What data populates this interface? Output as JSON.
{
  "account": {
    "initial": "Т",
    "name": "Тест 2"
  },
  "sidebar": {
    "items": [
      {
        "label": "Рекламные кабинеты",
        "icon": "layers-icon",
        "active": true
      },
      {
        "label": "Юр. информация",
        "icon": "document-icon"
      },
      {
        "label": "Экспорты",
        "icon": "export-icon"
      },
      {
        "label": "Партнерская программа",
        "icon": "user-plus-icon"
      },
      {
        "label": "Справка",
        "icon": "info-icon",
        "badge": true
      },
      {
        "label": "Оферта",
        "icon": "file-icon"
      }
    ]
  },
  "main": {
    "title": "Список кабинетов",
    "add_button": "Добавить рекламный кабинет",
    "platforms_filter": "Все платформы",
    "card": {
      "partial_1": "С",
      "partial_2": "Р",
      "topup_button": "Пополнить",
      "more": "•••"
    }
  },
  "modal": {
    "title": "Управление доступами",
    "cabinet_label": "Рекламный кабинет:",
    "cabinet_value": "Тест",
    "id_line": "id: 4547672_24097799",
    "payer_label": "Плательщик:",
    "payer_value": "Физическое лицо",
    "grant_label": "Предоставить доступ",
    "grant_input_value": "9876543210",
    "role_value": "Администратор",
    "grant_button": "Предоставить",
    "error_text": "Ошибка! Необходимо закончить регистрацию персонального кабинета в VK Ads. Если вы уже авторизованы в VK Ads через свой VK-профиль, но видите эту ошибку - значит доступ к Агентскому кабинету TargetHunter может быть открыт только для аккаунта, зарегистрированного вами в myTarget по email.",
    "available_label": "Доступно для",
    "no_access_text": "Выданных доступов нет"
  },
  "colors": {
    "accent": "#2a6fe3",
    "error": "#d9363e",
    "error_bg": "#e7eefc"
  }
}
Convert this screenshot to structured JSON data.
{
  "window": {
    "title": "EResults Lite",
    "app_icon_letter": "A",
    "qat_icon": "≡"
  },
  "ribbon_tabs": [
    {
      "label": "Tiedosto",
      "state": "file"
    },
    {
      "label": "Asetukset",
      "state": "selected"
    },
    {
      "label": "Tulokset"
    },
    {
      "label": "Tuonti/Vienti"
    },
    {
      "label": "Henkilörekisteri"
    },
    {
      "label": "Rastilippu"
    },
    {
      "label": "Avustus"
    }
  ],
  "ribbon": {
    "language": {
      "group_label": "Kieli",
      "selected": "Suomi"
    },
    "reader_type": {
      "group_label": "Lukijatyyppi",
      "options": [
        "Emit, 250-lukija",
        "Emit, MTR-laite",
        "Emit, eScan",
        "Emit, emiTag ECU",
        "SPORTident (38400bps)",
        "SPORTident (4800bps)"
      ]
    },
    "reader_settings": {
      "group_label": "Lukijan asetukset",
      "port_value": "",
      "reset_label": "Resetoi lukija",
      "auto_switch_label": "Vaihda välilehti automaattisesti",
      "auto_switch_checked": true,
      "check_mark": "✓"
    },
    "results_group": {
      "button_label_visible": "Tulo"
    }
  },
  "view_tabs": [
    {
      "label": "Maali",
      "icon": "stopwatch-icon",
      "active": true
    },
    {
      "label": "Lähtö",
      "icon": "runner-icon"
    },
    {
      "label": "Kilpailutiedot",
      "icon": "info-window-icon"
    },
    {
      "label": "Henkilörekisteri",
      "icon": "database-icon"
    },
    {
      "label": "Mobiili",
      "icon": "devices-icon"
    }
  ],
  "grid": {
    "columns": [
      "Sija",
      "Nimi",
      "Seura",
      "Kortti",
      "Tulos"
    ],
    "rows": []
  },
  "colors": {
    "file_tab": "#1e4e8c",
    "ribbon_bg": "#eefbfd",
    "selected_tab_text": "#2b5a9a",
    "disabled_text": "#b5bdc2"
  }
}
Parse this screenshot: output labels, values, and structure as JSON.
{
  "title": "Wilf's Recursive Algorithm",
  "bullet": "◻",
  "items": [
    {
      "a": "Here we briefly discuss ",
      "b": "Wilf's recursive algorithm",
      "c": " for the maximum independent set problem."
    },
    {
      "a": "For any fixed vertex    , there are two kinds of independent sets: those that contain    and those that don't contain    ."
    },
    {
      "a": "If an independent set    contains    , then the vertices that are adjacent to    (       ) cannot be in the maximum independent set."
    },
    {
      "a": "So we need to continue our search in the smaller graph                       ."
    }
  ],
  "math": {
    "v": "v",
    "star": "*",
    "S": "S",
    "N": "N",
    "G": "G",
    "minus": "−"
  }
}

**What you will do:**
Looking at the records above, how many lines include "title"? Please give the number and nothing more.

**Response to this exercise:**
4